Admittedly, worship settings might not be the best place for such experimentation, but Christian colleges possibly are. In fact, something like this did happen at Wheaton during a recent flare up of racial tension.  Art professor Jeremy Botts took Marion Perkins's black Jesus, made a massive print of it, and hung it in the stairwell of our art department, because it is white Christian (the majority at Wheaton) who most need to be reminded of the black aspects of the body of Christ. Come to think of it, we need a native Jesus as well (and there are many).  It is serendipitous that the issue of Cultural Encounters in which the Biola discussion appeared also begins with a memorial to the primary voice for Native Americans among evangelicals in the last decades, Richard Twiss.  As Steve Charleston points out (in a way that nicely converges with de Lubac), “While as a man Jesus was a Jew, as the risen Christ, he is a Navajo. Or a Kiowa. Or a Choctaw. Or any other tribe.”  

Marion Perkins's Man of Sorrows
It light of such possibilities, it is exciting to think how the iconography of such a beautiful Southern California campus as Biola might evolve in decades to come, complementing - not replacing - Twitchell's perfectly justifiable image of Christ. This would break the visual monologue at Biola that Anderson and Christerson lament. The multiplication, not the destruction of images, is what is called for. Caution is certainly called for, but who will take up the charge?  From the quality of the art department at Biola, I would imagine there are more than a few.

Diversity in (not as) Religion

The responsible and civil manner of the discussion at Biola contrasts with the screaming matches about diversity on many secular campuses.  There, diversity is often declared by fiat, until competing groups become satisfied with parallel existence, defending their allotted chunk of ethnic turf.  P.D. James called such an approach its own replacement religion. But because they already have a religion, diversity at places like Biola and Wheaton can be built on a very different, and far sturdier, foundation.

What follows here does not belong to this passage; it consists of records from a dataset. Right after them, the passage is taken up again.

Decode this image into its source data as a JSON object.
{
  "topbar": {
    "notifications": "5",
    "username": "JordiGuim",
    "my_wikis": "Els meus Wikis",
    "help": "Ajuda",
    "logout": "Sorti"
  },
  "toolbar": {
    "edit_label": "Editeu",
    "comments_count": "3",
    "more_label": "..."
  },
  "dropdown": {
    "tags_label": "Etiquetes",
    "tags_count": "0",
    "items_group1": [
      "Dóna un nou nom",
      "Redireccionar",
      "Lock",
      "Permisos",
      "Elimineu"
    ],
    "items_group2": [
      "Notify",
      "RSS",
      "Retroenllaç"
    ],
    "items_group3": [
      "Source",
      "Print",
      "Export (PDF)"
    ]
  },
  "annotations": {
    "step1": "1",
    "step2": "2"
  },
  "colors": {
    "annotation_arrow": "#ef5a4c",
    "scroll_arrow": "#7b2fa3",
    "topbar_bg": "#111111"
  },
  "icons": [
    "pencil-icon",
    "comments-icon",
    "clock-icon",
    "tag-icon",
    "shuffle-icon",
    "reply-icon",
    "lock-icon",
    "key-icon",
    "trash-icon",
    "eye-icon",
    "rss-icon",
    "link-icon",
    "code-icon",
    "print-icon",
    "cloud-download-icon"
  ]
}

It very well may be that the interest in diversity that has trickled down to Christian colleges is because of secular academic fashion for the subject. This is to our shame, as we should have been setting the pace. Nevertheless, it is also true that diversity is being taken up in a fresh and more lasting way at places like the one where I teach. You can guilt a student into caring about diversity for four years (and even that can be difficult, if not backfire). But intertwine diversity with students' deeply held theological convictions, and they'll care about the matter for life.

And then some.